◆ **What you should do**:
Work out how many lines of the data contain "screenshot" and reply with that number alone.

=== Extracted entries ===

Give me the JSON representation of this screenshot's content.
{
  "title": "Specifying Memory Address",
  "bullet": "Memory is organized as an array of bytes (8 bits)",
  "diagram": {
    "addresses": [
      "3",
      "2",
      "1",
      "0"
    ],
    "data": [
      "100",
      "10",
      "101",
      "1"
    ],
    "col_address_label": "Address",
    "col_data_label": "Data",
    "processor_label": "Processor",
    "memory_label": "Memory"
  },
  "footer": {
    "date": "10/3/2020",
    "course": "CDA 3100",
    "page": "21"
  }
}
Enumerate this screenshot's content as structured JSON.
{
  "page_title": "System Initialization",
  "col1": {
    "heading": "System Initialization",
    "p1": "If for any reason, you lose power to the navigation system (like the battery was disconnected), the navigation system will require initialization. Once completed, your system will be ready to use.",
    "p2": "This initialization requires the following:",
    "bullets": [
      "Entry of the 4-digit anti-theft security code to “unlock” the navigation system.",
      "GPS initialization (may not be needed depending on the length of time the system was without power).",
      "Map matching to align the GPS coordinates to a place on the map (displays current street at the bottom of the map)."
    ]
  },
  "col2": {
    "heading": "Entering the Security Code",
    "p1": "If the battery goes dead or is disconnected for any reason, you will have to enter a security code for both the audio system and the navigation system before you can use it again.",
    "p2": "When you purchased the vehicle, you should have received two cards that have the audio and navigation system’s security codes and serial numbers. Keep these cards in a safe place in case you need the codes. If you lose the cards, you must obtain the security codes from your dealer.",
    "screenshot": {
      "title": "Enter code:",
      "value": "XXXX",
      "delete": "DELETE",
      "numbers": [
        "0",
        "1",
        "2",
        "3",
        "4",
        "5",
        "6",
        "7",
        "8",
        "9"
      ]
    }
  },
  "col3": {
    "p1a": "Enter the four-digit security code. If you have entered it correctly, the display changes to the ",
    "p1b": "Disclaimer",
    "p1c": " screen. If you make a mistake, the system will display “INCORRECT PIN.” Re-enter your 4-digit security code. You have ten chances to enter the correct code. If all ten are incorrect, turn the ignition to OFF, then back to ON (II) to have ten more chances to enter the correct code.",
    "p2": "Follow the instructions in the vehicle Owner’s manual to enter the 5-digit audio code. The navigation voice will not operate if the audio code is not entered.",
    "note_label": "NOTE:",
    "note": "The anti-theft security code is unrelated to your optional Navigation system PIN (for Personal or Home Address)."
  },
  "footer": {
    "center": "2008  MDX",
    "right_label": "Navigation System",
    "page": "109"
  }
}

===
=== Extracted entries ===

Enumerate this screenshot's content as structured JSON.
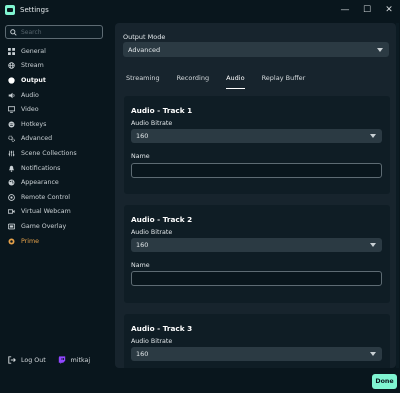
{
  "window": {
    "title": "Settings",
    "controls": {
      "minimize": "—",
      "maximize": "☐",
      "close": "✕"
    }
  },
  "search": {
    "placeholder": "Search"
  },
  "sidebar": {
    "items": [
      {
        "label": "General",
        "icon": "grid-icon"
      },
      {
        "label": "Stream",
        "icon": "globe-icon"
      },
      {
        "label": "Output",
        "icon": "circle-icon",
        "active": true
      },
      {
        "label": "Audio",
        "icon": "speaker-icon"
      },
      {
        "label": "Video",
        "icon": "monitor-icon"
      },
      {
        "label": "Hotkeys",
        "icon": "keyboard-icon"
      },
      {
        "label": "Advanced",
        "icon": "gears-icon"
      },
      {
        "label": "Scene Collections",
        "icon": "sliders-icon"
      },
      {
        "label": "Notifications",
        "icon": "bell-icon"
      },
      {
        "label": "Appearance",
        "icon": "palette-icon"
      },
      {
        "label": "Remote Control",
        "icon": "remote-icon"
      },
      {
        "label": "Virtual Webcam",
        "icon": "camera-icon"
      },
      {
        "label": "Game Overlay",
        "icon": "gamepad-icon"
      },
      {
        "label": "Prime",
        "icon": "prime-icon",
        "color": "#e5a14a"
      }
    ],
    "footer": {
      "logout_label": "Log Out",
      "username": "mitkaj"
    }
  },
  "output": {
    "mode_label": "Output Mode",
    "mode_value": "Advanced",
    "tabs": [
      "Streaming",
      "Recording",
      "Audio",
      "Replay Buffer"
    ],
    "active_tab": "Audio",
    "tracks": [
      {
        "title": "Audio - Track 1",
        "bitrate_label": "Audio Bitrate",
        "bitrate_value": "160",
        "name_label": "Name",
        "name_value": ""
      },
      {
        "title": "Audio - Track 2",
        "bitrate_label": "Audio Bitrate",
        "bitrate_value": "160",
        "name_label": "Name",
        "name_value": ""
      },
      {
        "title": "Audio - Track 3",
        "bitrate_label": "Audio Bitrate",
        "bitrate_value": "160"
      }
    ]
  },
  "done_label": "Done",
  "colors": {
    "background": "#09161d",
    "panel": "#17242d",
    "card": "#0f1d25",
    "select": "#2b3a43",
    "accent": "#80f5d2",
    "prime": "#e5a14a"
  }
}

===

◆ **Answer for the task**:
4